Dr. Glanville said Distributed Bio has been working around the clock to develop a drug to treat COVID-19. On Monday, Dr. Glanville announced the company has discovered the possible COVID-19 cure it's looking for.

"We are happy to announce we have completed the engineering and we have some very potent antibodies that can be effective against the virus," said Dr. Glanville to TV station CBS News 8.

He said company scientists took a series of five antibodies able to neutralize SARS, which have been in storage since 2002. He said they "were able to use technology in our laboratories to evolve those antibodies against SARS to adapt them to recognize COVID-19."

"We tried with five different antibodies because we weren’t sure which one would work the best," said Dr. Glanville. "All five worked so we have a pretty powerful tool chest available to us right now to produce a final therapeutic."

The company will develop the antibodies into an injectable vaccine, said Dr. Glanville. He said the company's been deliberately trying to engineer extremely potent antibodies "because if they’re potent you need less material and then you could give it as an injection."

Mechanical ventilators needed to treat those suffering from respiratory distress due to COVID-19 are in short supply Mechanical ventilators needed to treat those suffering from respiratory distress due to COVID-19 are in short supply Photo: GETTY IMAGES NORTH AMERICA / STEPHANIE KEITH

Distributed Bio will send the antibodies to the U.S. Army for confirmation testing and to Charles River Laboratories for safety and tox characterization. Dr. Glanville said Distributed Bio has partnered with two different companies that will help it produce large batches of the antibody for immunizations. He also said the company is in discussions to start phase one and phase two human trials scheduled for the end of the summer.

He revealed that if "we see the drug is safe and helpful means we could start releasing it for compassionate use in September."
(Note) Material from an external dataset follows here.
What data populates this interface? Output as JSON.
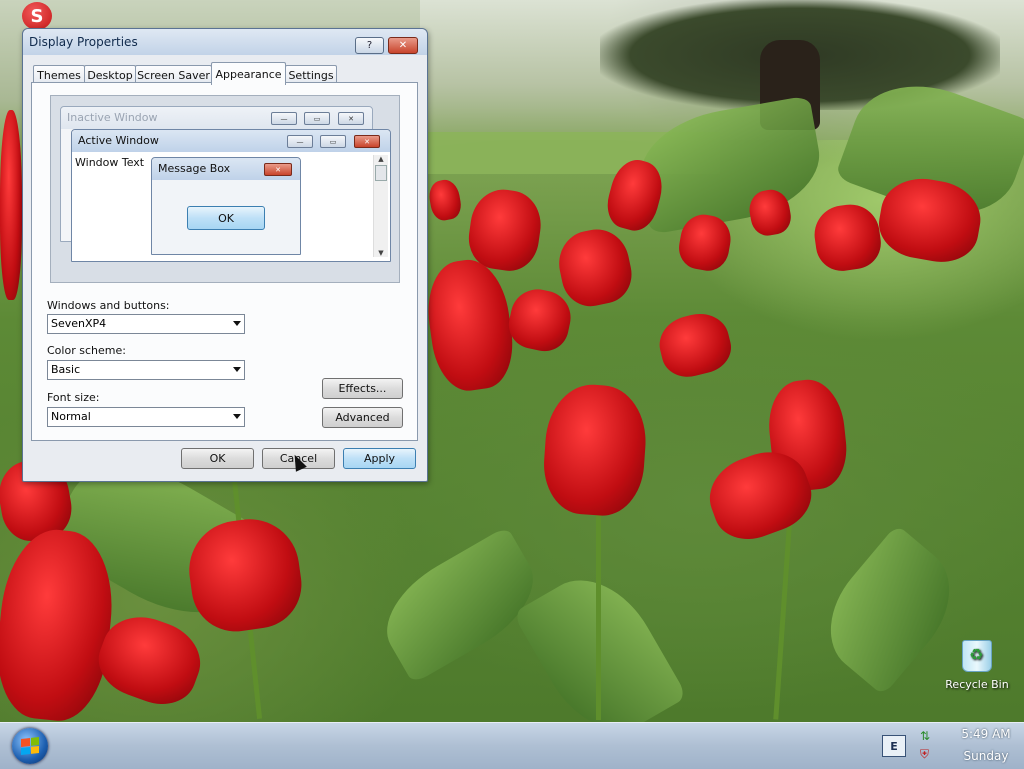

"We want to make sure when we’re ready to release this we’re ready to release it to the entire world," according to Dr. Glanville.